San Joaquin woolly-threads occurs in Non-native Grassland, Valley Saltbush Scrub, Interior Coast Range Saltbush Scrub, and Upper Sonoran Subshrub Scrub. This species typically occupies microhabitats with less than 10% shrub cover, although herbaceous cover may be either sparse or dense. Plant species that often occur with San Joaquin woolly-threads include red brome (Bromus madritensis ssp. rubens), red-stemmed filaree (Erodium cicutarium), goldfields (Lasthenia spp.), Arabian grass (Schismus spp.), and mouse-tail fescue (Vulpia myuros). Hoover's woolly-star (Eriastrum hooveri) often occurs in populations of San Joaquin woolly-threads, although the reverse is not true.
This species occurs on sandy,sandy loam, or silty soils with neutral to subalkaline pH that were deposited in geologic times by flowing water. Occurrences have been reported at elevations ranging from approximately 60 to 800 m (197 to 2,625 ft).
Historically, San Joaquin woolly-threads occurred primarily in the San Joaquin Valley, with a few occurrences in the hills to the west and in the Cuyama Valley of San Luis Obispo and Santa Barbara counties. Many new occurrences of San Joaquin woolly-threads have been discovered since 1986, primarily in the hills and plateaus west of the San Joaquin Valley. These constitute four metapopulations (scattered groups of plants that may function as a single population due to occasional interbreeding) and several small, isolated populations.

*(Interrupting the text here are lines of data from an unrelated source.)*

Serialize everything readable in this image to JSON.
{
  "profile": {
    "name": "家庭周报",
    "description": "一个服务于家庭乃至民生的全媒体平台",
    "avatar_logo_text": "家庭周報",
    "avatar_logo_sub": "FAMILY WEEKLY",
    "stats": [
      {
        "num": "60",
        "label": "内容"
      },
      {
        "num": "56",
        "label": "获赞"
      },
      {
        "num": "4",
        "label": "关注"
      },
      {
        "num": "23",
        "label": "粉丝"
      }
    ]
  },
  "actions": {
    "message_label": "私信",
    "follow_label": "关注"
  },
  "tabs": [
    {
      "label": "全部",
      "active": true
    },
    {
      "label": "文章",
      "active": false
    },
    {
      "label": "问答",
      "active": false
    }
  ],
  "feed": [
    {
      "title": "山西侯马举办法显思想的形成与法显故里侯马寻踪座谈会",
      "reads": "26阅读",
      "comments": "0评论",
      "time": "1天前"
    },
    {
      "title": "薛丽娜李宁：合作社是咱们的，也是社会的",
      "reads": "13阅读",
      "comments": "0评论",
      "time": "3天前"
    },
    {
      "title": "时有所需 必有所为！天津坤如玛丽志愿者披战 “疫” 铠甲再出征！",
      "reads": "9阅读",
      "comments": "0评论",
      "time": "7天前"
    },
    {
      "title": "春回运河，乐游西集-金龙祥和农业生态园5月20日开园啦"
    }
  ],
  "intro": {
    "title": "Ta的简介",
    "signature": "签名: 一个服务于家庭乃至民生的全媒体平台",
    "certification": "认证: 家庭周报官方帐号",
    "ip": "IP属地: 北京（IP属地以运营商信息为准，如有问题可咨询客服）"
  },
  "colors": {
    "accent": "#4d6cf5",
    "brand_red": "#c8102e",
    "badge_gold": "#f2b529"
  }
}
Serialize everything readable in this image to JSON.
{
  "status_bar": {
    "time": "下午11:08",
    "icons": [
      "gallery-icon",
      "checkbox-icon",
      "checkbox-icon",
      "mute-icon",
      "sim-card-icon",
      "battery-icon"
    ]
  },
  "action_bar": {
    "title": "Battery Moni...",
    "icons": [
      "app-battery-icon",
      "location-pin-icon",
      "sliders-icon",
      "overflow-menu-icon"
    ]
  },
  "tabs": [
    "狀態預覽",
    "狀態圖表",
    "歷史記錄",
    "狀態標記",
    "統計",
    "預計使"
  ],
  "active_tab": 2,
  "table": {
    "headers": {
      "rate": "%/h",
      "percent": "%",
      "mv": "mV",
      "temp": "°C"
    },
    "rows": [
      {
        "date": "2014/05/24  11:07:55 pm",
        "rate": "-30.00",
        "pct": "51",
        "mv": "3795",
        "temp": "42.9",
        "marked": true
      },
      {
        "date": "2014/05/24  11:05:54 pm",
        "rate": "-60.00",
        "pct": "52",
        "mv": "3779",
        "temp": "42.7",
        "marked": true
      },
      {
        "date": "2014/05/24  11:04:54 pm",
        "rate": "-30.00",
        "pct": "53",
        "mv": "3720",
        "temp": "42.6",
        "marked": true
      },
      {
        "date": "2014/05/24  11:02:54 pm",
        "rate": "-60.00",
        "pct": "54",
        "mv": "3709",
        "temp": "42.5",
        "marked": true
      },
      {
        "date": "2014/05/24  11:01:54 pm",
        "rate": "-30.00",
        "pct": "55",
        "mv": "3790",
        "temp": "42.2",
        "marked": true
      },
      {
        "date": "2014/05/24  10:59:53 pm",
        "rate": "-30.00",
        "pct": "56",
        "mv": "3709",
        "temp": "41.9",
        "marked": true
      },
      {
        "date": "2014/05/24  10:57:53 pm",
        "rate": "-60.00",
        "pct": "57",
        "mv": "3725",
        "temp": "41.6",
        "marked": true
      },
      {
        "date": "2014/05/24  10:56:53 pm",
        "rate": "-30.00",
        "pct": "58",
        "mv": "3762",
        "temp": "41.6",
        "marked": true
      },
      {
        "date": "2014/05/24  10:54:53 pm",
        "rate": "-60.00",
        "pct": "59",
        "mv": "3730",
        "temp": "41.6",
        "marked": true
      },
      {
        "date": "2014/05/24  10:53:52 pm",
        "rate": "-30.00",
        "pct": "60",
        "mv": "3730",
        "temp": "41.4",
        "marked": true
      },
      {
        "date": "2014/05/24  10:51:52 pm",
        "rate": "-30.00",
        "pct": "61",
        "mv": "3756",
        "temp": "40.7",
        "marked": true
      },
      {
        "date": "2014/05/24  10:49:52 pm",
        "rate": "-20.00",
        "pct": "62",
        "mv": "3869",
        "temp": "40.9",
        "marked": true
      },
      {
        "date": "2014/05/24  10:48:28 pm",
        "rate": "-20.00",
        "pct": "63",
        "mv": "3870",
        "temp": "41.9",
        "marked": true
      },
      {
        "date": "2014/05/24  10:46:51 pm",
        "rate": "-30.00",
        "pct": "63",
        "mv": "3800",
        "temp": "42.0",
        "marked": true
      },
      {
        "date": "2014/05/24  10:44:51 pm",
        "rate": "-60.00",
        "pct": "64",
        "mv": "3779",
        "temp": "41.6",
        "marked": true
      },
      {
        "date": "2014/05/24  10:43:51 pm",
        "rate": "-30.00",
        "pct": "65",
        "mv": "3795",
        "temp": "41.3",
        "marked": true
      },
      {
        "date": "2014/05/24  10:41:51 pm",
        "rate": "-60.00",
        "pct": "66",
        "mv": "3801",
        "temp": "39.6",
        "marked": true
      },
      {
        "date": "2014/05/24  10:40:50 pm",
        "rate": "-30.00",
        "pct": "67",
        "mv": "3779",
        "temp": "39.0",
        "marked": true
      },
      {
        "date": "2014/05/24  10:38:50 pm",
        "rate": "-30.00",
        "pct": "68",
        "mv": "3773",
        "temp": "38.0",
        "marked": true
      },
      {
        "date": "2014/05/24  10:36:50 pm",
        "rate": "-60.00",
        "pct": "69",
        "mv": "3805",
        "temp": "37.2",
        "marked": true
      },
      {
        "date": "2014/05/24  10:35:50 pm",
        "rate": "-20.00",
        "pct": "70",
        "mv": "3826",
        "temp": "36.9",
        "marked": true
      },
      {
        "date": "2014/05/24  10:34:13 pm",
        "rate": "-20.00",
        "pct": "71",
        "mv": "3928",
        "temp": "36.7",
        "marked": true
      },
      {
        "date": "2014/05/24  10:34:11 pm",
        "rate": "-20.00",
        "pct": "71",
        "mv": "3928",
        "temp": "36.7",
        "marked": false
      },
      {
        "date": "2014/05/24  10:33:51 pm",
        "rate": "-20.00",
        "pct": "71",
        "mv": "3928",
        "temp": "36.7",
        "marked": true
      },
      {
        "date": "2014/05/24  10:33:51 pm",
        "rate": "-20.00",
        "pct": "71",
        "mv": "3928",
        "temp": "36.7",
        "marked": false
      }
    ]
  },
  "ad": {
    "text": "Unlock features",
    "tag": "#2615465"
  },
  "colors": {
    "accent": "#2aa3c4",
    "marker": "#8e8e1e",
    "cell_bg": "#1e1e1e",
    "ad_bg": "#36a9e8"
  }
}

The largest extant metapopulation occurs on the Carrizo Plain Natural Area in San Luis Obispo County. Much smaller metapopulations are found in Kern County near Lost Hills, in the Kettleman Hills of Fresno and Kings counties, and in the Jacalitos Hills of Fresno County. The isolated occurrences are known from the Panoche Hills in Fresno and San Benito counties, the Bakersfield vicinity in Kern County, and the Cuyama Valley.
Habitat loss was responsible for the decline of San Joaquin woolly-threads. The majority of the occurrences in the San Joaquin and Cuyama valleys were extirpated by intensive agriculture. In addition, several sites in and around Bakersfield were eliminated by urban and intensive oilfield development. Current threats to San Joaquin woolly-threads include commercial and agricultural development, increased intensity of land use in oilfields or pastures, and competition from introduced plants.
Order ASTERALES, Family ASTERACEAE, Genus Lembertia, Species congdonii
California Natural Diversity Database, Sacramento; Johnson, D.E. 1993. Lembertia. P. 303, in The Jepson manual: higher plants of California (J.C. Hickman, ed.). Univ. California Press, Berkeley, 1400 pp; Skinner, M.W., and B.M. Pavlik, eds. 1994. Inventory of rare and endangered vascular plants of California. Fifth edition. Spec. Publ. No. 1, California Native Plant Society, Sacramento, 338 pp.; Taylor, D.W. 1989. Status survey of San Joaquin woolly-threads (Lembertia congdonii). U.S. Fish and Wildlife Service, Sacramento, CA, Unpubl. Rep., 27 pp.
2-45 cm (3-18 inches)
Flower head length:
6 mm (0.25 inches)
San Joaquin woolly-threads differs from the related snowy eatonella (Eatonella nivea) in the shape of the florets and achenes and in geographical range.
N. L. Brown and E. A. Cypher